(Adds source on Italian motorway operators, petrol stations)
By Francesca Landini and Stephen Jewkes
MILAN, March 26 (Reuters) - Italian travel caterer Autogrill is in talks with airports, motorway operators and other landlords around the world to cut fixed rents, a source close to the company said, as the group faces falling sales due to the coronavirus outbreak.
The Milan-based group - which operates restaurants at airports, motorways, rail stations and shopping centres - said on March 12 that the coronavirus outbreak had reduced its revenue by 25 million-30 million euros ($27.5-33 million) from the beginning of the year to the end of the first week of March.

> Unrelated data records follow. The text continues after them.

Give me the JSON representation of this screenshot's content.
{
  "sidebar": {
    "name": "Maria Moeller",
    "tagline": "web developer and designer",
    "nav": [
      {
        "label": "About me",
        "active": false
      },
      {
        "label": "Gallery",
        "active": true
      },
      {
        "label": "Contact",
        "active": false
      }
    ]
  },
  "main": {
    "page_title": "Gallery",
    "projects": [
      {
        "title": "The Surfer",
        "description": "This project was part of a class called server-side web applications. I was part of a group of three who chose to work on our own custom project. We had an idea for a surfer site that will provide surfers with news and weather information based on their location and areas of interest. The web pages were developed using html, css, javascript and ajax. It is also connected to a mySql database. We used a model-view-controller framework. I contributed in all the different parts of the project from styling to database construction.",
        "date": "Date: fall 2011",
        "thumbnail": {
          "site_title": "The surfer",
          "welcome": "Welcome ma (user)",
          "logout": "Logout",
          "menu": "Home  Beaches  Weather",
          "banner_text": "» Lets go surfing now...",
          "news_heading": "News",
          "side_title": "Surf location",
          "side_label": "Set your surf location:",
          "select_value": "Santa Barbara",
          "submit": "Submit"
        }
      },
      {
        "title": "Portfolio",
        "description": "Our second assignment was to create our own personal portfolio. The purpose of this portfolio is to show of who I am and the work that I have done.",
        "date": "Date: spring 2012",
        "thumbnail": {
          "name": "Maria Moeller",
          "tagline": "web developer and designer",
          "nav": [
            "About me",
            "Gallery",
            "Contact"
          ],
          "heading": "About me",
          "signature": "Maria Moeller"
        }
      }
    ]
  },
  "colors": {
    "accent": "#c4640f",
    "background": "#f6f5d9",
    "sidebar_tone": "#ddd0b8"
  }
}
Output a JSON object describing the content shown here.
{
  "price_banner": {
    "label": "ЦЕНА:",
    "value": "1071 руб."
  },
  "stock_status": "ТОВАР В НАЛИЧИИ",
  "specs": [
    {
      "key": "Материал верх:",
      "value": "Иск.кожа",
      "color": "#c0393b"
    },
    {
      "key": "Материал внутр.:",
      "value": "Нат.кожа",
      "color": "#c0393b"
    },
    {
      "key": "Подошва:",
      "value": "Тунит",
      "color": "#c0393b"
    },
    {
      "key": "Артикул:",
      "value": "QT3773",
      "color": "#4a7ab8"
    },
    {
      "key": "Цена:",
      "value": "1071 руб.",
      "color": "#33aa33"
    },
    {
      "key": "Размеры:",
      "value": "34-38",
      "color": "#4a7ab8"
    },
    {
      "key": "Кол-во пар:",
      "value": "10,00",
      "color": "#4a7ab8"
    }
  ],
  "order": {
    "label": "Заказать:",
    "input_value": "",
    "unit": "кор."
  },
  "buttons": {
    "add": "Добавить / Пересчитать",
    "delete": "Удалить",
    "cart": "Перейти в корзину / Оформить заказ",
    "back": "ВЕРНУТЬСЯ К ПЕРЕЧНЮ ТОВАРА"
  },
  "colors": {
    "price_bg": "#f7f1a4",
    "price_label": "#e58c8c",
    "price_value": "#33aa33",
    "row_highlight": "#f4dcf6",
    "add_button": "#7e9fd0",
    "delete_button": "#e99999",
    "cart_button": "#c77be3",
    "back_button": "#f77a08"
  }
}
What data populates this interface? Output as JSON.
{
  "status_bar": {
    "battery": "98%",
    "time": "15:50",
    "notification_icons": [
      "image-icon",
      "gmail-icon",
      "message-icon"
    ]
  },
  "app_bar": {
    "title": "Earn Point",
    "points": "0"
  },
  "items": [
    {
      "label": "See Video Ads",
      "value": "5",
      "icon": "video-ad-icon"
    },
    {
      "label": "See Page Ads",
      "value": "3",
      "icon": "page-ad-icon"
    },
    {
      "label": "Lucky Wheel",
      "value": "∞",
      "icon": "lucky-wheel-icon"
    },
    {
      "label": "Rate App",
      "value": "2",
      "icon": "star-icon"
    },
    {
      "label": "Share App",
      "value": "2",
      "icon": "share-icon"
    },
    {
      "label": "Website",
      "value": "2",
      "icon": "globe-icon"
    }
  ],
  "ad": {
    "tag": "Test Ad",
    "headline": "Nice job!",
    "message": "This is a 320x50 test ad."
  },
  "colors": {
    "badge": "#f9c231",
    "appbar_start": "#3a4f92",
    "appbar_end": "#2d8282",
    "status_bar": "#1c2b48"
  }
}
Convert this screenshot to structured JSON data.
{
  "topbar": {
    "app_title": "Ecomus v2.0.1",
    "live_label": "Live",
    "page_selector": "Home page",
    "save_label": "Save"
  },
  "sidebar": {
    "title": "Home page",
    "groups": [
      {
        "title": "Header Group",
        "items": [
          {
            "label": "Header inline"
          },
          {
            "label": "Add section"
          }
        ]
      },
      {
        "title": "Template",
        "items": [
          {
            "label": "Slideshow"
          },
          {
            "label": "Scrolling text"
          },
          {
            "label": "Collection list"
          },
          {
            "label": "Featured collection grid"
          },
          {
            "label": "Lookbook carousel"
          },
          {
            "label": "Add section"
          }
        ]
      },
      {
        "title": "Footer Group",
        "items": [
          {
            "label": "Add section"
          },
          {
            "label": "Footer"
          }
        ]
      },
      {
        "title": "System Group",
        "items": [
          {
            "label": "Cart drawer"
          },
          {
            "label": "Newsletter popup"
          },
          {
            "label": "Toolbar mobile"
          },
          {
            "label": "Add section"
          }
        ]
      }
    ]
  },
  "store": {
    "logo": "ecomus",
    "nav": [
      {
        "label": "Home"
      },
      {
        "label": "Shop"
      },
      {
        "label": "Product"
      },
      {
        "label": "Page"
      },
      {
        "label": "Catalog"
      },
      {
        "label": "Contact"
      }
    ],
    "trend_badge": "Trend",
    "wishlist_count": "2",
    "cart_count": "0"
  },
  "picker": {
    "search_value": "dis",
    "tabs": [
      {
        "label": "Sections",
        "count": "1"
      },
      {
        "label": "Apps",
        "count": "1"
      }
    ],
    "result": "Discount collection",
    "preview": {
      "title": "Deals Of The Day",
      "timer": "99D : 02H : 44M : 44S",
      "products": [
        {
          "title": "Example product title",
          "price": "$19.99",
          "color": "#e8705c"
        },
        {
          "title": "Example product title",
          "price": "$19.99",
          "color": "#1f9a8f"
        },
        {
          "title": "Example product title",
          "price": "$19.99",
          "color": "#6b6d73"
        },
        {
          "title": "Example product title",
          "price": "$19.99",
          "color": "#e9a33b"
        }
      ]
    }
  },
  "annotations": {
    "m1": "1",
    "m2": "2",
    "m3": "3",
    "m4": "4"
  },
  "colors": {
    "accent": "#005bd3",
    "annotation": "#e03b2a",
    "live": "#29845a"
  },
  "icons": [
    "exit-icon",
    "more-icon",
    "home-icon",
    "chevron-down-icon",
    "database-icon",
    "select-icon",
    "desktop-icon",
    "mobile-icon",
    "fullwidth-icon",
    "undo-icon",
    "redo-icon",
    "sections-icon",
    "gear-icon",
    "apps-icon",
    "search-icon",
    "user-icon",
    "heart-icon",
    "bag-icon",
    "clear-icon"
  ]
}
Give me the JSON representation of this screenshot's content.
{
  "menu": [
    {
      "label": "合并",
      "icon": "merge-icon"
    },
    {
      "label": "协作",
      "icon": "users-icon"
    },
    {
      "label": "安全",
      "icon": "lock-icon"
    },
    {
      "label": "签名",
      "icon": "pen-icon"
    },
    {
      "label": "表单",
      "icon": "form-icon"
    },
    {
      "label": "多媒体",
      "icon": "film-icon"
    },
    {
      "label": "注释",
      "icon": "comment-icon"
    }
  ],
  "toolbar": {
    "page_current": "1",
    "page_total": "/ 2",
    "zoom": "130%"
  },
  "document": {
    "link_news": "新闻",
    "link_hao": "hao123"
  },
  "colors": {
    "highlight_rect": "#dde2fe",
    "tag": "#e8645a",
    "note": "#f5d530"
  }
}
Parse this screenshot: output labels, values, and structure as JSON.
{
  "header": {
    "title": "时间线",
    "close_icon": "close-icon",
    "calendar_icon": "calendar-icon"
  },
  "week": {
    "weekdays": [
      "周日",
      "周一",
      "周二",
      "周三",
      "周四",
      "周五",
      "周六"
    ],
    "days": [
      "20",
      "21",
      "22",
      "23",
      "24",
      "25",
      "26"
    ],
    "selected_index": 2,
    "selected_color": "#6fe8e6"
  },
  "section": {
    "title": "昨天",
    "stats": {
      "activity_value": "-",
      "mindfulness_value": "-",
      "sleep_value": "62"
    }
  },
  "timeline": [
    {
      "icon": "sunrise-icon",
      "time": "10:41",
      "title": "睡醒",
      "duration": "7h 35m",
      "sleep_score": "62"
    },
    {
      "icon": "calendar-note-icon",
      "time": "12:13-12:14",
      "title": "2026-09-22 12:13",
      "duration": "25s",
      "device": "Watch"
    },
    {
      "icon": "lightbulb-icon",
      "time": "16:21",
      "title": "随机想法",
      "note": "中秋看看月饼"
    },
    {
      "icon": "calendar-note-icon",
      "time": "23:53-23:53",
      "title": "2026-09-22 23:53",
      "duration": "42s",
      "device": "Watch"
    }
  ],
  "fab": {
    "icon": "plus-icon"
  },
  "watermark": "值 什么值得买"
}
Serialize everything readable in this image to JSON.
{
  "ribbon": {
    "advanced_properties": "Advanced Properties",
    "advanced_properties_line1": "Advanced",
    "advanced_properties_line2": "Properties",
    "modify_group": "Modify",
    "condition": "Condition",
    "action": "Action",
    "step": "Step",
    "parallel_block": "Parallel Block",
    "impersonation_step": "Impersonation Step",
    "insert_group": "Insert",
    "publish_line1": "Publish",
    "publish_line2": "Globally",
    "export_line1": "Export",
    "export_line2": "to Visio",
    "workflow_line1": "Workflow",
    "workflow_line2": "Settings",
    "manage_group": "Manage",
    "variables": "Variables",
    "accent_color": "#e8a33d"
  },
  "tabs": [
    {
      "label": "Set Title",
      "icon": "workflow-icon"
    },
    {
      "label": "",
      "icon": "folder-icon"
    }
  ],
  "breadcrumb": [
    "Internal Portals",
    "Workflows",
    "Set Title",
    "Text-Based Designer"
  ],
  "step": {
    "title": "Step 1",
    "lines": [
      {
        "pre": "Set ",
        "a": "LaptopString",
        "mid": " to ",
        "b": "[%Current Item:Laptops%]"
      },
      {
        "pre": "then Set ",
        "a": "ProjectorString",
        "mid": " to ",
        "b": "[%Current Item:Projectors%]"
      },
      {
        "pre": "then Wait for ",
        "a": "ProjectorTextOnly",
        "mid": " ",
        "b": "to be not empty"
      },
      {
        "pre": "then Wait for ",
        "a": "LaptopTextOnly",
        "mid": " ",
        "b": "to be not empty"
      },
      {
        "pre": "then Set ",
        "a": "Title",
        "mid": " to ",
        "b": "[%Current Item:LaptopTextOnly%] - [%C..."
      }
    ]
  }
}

The group, which is controlled by the Benetton family, said it would not pay its dividend on 2019 results because of the high uncertainty created by the infectious disease.
“There are ongoing negotiations with all channels and markets where the group works, with the aim of either cutting the fixed part of rents or making it variable and linked to sales,” the source said.
According to Autogrill’s latest balance sheet, the group paid 983 million euros last year for leases, rentals, concessions and royalties. Fixed costs for rents are an undisclosed item.
Italy, Autogrill’s home country, has suffered the most deaths from the coronavirus, with more than 8,000 fatalities as of Thursday. Its total number of cases, which rose to 80,539, is now close to the more than 81,000 infections recorded in China, where the pandemic began.
To reduce the contagion, the government has introduced strict curbs to people’s movements.
On Sunday, the government ordered non-essential businesses to close until at least April 3, but said others in strategic sectors should keep working.
The containment measures have cut Italian motorway traffic to a trickle, denting sales for Autogrill, rival travel food providers and petrol station operators. Earlier this week, petrol station operators threatened to close down pumps on the country’s motorway network due to the coronavirus epidemic.
In a statement on Tuesday, the government said the ministers were looking to broker a deal between motorway operators and the service station networks to avoid pumps being switched off.
One source close to the matter told Reuters on Thursday that Italy’s biggest motorway operator, Autostrade per l’Italia, part of infrastructure group Atlantia, was open to discuss with both petrol station operators and food providers about fixed costs they pay to run their outlets on motorways.
It would be up to the government to broker a final deal that would guarantee the free movement of freight and transport, which are seen as being of essential public interest.
$1 = 0.9080 euros Reporting by Francesca Landini editing by Giulia Segreti and Leslie Adler